Data section:
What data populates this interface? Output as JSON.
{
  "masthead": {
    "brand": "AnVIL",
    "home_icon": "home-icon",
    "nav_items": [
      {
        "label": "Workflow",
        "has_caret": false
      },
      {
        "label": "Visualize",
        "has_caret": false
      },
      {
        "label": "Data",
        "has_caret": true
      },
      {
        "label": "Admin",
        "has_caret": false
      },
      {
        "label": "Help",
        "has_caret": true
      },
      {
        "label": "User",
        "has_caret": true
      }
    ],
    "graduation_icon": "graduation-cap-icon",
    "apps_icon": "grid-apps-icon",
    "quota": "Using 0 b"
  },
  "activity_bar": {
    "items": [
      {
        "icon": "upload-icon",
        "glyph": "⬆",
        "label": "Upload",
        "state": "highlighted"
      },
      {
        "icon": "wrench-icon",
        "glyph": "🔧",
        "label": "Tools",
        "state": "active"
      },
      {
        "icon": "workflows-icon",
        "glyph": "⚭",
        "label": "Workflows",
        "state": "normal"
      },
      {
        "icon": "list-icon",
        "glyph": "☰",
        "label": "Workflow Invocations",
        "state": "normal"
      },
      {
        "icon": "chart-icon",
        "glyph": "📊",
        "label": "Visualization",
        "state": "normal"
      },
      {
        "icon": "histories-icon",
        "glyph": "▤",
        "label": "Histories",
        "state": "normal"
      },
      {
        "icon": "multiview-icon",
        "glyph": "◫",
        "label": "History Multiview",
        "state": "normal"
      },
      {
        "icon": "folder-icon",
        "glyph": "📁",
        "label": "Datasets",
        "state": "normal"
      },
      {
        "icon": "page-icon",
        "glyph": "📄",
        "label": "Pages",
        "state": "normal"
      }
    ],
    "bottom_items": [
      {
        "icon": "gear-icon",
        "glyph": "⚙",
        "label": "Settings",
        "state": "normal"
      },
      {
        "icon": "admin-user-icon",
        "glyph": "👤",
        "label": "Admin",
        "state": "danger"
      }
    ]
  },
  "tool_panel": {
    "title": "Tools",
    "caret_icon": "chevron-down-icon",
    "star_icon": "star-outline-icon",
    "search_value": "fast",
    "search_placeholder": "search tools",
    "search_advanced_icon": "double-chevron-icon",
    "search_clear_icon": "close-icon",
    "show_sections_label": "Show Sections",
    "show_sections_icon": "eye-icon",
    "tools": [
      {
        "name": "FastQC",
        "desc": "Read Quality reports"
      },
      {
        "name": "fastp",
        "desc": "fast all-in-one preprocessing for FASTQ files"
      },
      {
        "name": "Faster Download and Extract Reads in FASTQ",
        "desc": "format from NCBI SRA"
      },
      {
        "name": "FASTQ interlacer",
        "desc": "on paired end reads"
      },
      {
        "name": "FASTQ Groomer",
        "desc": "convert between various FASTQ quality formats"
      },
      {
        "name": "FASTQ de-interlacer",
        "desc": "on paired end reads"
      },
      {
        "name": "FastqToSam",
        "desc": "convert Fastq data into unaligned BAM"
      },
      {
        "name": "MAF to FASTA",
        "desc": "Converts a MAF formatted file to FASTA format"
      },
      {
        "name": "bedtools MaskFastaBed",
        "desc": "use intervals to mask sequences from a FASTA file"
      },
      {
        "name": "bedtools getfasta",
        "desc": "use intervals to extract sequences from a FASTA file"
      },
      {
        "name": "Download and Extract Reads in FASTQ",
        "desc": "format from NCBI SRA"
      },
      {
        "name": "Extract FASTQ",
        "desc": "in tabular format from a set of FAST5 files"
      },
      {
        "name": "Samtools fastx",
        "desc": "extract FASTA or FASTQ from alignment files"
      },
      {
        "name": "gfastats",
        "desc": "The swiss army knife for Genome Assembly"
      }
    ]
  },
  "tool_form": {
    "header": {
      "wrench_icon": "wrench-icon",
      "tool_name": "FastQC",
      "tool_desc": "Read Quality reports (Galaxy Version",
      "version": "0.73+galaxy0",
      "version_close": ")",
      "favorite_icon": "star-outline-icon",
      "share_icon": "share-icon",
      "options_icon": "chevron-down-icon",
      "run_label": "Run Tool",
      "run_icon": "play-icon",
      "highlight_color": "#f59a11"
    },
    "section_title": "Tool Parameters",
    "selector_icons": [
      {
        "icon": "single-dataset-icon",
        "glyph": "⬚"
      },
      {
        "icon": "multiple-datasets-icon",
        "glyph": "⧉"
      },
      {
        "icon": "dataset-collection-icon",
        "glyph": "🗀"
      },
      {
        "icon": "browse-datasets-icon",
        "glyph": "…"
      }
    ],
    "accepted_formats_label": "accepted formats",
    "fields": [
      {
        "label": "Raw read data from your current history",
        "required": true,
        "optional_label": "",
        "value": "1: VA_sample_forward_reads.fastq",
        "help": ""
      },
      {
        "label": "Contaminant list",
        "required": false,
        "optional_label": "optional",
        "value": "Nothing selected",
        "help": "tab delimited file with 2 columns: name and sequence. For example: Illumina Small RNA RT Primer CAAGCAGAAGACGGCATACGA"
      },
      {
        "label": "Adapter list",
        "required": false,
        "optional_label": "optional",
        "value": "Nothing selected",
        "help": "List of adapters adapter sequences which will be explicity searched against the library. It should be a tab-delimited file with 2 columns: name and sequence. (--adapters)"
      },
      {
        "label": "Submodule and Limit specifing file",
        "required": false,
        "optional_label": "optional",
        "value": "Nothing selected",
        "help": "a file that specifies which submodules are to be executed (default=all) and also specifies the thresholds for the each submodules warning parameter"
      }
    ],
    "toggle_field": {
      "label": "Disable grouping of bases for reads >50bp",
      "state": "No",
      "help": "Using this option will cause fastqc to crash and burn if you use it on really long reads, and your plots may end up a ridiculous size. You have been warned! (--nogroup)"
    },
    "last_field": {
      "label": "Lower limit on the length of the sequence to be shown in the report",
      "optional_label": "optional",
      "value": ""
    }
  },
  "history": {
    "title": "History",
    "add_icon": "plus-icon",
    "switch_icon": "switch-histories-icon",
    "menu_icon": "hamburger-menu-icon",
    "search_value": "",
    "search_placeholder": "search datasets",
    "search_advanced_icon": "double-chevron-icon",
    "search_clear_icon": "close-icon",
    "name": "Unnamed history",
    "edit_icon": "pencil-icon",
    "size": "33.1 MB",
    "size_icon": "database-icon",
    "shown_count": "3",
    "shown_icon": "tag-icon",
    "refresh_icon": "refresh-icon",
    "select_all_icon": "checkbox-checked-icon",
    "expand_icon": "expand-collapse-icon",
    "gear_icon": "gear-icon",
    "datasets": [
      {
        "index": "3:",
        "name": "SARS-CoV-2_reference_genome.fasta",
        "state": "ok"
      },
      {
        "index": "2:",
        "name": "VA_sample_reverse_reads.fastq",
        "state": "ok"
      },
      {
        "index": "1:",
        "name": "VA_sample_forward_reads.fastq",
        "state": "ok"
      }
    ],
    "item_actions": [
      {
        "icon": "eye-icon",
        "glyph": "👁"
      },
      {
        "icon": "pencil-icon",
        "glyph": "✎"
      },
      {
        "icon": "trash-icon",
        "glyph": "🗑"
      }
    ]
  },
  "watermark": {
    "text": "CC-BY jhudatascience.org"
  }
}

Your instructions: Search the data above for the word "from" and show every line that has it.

Answer to this problem:
        "desc": "format from NCBI SRA"
        "desc": "use intervals to mask sequences from a FASTA file"
        "desc": "use intervals to extract sequences from a FASTA file"
        "desc": "format from NCBI SRA"
        "desc": "in tabular format from a set of FAST5 files"
        "desc": "extract FASTA or FASTQ from alignment files"
        "label": "Raw read data from your current history",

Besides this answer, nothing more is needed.